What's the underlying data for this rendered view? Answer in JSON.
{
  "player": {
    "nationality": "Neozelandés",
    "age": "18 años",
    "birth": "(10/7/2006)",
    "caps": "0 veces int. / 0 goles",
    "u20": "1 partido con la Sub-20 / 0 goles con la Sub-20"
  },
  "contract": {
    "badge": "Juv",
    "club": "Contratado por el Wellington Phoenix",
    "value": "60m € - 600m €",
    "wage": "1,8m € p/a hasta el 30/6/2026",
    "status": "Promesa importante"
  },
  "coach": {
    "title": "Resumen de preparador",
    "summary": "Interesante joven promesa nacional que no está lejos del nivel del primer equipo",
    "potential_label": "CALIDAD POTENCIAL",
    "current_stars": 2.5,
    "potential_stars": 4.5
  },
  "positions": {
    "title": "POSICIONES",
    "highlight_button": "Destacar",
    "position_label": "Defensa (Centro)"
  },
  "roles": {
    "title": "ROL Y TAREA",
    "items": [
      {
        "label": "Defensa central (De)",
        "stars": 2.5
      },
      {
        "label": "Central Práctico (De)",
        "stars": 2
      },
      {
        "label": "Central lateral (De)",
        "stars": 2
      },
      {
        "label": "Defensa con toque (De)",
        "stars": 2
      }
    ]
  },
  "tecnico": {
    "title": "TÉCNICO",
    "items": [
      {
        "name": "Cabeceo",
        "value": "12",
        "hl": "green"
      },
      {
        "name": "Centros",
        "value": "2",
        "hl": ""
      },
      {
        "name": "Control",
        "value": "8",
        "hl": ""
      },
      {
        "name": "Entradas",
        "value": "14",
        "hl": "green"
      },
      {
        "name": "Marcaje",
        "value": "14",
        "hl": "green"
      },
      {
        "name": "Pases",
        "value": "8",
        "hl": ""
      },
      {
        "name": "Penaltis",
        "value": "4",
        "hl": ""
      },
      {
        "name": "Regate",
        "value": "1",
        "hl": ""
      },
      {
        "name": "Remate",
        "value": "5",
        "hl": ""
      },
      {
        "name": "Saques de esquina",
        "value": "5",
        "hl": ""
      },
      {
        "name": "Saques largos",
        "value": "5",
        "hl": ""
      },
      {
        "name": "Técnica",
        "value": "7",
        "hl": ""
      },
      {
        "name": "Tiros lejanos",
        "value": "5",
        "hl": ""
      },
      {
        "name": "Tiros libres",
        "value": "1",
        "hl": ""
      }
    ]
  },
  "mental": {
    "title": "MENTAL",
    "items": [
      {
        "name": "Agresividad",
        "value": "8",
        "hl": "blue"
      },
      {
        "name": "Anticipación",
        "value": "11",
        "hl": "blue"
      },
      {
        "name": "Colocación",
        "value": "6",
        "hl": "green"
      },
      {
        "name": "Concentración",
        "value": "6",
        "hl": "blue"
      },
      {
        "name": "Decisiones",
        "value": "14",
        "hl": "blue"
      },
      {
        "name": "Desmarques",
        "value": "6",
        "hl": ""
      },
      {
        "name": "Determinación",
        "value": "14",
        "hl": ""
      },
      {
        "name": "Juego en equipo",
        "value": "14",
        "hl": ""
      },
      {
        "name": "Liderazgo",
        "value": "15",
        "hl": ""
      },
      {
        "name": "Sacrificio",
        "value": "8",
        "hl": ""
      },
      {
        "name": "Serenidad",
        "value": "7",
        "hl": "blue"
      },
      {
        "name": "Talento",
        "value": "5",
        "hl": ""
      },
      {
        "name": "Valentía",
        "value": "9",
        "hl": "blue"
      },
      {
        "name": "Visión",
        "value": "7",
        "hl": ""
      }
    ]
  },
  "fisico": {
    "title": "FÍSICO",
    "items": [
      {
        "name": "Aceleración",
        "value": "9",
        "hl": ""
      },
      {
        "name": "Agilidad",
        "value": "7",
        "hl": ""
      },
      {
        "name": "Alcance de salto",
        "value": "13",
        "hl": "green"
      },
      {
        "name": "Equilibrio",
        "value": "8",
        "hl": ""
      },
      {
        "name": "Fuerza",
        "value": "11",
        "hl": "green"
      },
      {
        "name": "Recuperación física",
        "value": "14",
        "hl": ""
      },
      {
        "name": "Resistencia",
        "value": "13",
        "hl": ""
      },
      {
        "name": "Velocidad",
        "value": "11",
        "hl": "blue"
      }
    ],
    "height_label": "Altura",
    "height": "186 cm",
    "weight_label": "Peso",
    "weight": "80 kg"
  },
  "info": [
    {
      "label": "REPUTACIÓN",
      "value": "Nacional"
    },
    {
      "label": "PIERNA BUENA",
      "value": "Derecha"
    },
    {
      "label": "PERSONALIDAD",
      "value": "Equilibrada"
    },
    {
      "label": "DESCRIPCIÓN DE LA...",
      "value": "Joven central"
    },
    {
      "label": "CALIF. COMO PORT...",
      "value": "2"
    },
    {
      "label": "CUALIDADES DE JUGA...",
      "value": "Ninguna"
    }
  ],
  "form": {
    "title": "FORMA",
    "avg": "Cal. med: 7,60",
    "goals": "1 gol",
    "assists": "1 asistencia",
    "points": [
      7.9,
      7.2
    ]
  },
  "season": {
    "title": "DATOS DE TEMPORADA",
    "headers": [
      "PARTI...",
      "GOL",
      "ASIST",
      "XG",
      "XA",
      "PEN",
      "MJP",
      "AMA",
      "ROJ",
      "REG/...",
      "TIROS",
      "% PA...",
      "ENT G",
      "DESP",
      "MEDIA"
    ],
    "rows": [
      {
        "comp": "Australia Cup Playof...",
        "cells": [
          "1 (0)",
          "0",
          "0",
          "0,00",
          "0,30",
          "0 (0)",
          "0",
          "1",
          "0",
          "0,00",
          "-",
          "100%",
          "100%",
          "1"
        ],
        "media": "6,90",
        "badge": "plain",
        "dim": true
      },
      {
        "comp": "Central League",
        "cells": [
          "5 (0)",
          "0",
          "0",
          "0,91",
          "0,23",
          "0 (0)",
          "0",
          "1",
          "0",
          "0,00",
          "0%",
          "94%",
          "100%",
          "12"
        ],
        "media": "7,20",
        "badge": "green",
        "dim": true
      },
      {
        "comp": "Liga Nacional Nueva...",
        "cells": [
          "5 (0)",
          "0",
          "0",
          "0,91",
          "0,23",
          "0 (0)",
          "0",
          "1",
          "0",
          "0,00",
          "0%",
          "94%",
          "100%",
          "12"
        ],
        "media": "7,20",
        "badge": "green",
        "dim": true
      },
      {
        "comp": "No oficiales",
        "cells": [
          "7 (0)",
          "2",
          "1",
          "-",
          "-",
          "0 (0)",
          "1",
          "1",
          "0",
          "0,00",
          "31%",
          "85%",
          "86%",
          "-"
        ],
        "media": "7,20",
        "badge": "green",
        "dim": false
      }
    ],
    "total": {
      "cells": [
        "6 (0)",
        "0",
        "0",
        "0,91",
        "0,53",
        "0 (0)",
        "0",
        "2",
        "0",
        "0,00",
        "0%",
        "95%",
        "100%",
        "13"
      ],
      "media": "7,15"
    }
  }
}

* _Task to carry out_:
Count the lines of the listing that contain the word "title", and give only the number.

* _Reply_:
8